We’ve allowed our society to become a place where shame is nonexistent, a place where immoral acts are sensationalized, politicized, and rationalized, rather than being scrutinized in a deep and thorough manner in line with Christian values (Catholic Magisterium). As John the Baptist points out (and Jesus in his ”render unto Caesar” directive in Matthew; Chapter 22; verses 15- 22) that while we live in secular world, we should only pay heed to that which is necessary to sustain ourselves and no more; beyond that, we must turn to God. I am sure there are several other references to the secular world, but St. Paul (I Cor 1:18-25) is particularly straightforward:
20 – Where is the wise one? Where is the scribe? Where is the debater of this age? Has not God made the wisdom of the world foolish?
The entire passage on the paradox of the Cross resonates with me, and I believe is it clearly applicable today.
In the wake of the tragedy in Connecticut, I heard from a young man who told me that the online social media (Facebook) was buzzing with demands for gun control and the complete banning of certain weapons. The individual was clearly upset by the slaughter of the innocents but was further disturbed by the sensationalizing/ politicizing nature of the responses to the heinous act. I purposely avoided devoting too much time to the story. I knew the facts and listened to a bit of the reporting on the radio, but it was an all-too-familiar story that left me devastated but unwilling to listen to the subsequent rhetoric. It was clear that this young person felt the same, so I shared one thought on the subject. The senseless and shameful act was unconscionable, especially with the killing of the very, very young. Further, I noted that the one thing that came to my mind was the senseless and shameful aborting of countless unborn babies. This comment had the immediate effect of clarifying for the young man the nature of the utter shame associated with both acts and the magnitude of the latter.
Your homily on reflecting upon Christ on the cross (as part of our prayer) helped me realize how important it is to view all worldly tragedies and all evil in the context of Christ’s suffering for our transgressions. As a friend once told me, perhaps the measure of Christ’s suffering can be found in the gravity of the sins waged by His people.
It is so important to understand God’s love from an early age. Without His constant presence, or at least the availability to that connection in our lives from birth to death, the world becomes a barren and truly depressing place where people are less than human, and life is merely a date on a calendar or seconds ticking off the clock.
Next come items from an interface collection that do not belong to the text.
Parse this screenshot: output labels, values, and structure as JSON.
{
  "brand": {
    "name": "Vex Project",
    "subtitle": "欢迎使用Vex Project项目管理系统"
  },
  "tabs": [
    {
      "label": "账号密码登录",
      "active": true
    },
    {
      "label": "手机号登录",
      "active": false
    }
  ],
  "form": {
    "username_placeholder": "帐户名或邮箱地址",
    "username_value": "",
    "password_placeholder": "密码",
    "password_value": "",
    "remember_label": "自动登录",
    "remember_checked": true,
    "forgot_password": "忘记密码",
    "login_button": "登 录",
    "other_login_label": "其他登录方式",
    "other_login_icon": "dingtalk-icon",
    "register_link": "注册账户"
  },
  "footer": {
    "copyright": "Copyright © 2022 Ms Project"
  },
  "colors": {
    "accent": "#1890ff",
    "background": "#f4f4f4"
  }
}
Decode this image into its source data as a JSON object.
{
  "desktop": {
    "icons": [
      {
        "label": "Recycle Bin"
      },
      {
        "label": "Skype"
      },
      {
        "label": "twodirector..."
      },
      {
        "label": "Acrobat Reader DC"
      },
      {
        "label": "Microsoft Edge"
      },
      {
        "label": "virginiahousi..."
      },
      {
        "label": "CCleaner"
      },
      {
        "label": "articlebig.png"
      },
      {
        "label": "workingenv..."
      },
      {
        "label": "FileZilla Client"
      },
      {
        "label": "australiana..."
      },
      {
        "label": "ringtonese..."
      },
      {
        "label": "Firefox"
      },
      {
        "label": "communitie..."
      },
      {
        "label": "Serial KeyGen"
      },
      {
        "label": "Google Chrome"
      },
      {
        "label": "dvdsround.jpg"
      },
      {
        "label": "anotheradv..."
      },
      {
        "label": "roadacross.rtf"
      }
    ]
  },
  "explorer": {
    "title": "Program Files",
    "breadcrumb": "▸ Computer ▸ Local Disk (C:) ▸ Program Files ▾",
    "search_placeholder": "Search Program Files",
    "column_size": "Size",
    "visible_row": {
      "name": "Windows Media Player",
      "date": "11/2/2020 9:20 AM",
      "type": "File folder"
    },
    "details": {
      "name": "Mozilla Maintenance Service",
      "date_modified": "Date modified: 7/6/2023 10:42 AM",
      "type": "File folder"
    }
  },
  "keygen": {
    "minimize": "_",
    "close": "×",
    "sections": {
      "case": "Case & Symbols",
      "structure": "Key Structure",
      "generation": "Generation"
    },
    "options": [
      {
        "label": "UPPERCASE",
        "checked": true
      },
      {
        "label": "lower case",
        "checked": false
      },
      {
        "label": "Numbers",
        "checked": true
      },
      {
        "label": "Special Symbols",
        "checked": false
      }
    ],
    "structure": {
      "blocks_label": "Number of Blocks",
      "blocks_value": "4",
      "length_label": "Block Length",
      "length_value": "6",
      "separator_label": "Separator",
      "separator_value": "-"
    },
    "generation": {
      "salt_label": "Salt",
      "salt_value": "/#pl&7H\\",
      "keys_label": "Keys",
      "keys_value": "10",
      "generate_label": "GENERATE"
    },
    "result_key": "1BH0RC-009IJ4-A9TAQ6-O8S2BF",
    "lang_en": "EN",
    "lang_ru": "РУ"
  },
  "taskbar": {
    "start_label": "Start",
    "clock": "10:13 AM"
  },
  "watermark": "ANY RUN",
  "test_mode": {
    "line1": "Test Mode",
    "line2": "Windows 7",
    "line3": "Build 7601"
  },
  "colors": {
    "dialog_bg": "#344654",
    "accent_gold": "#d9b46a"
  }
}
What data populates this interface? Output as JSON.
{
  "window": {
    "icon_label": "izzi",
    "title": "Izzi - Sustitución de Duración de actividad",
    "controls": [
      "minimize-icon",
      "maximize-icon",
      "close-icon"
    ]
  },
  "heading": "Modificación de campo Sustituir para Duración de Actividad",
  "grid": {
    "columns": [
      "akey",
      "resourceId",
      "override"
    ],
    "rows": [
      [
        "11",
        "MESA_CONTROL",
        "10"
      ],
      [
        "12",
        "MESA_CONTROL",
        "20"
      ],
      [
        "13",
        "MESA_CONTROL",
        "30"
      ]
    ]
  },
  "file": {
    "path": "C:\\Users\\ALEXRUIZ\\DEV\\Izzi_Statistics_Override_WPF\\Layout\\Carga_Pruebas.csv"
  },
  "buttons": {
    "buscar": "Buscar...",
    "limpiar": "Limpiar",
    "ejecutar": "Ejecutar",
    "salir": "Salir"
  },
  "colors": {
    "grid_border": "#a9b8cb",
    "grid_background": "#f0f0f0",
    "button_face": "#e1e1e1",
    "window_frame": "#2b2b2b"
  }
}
Thank you for your dedication and faith, Father. I again want you to you know that your hard work, as evidenced by your thoughtful homilies, has not fallen on deaf ears.
God bless you and keep you!